[[ RECORD SET open ]]

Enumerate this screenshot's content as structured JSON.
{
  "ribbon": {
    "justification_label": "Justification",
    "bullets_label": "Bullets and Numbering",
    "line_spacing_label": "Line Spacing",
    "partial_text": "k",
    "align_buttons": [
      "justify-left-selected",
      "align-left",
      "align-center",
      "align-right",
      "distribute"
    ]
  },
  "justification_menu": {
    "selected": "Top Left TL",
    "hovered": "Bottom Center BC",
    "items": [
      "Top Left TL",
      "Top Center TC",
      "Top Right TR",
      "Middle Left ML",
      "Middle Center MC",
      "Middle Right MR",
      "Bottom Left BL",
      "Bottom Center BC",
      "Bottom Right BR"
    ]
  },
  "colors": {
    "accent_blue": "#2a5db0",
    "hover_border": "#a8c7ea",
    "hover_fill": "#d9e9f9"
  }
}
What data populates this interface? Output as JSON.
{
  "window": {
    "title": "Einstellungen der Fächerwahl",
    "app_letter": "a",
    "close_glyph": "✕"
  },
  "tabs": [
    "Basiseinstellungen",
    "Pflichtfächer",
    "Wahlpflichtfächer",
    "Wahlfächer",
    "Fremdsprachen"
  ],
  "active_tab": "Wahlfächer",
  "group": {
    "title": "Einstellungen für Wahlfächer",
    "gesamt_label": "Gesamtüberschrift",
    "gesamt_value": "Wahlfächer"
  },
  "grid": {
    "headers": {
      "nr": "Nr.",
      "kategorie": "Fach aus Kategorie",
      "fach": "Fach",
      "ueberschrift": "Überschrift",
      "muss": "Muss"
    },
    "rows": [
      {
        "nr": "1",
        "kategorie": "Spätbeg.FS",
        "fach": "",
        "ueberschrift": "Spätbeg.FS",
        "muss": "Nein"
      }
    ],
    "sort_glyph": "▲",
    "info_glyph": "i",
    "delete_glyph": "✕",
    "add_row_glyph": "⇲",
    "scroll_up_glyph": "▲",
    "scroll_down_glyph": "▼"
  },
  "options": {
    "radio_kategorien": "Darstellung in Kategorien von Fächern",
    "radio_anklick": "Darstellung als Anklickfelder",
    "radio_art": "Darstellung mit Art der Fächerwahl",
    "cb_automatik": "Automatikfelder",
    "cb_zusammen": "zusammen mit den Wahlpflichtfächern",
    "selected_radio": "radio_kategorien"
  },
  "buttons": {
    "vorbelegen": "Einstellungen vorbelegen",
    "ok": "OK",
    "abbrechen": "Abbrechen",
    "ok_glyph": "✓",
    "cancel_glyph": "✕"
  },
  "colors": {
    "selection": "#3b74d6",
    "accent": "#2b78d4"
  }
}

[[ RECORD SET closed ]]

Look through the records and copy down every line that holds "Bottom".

— YOUR SOLUTION —
    "hovered": "Bottom Center BC",
      "Bottom Left BL",
      "Bottom Center BC",
      "Bottom Right BR"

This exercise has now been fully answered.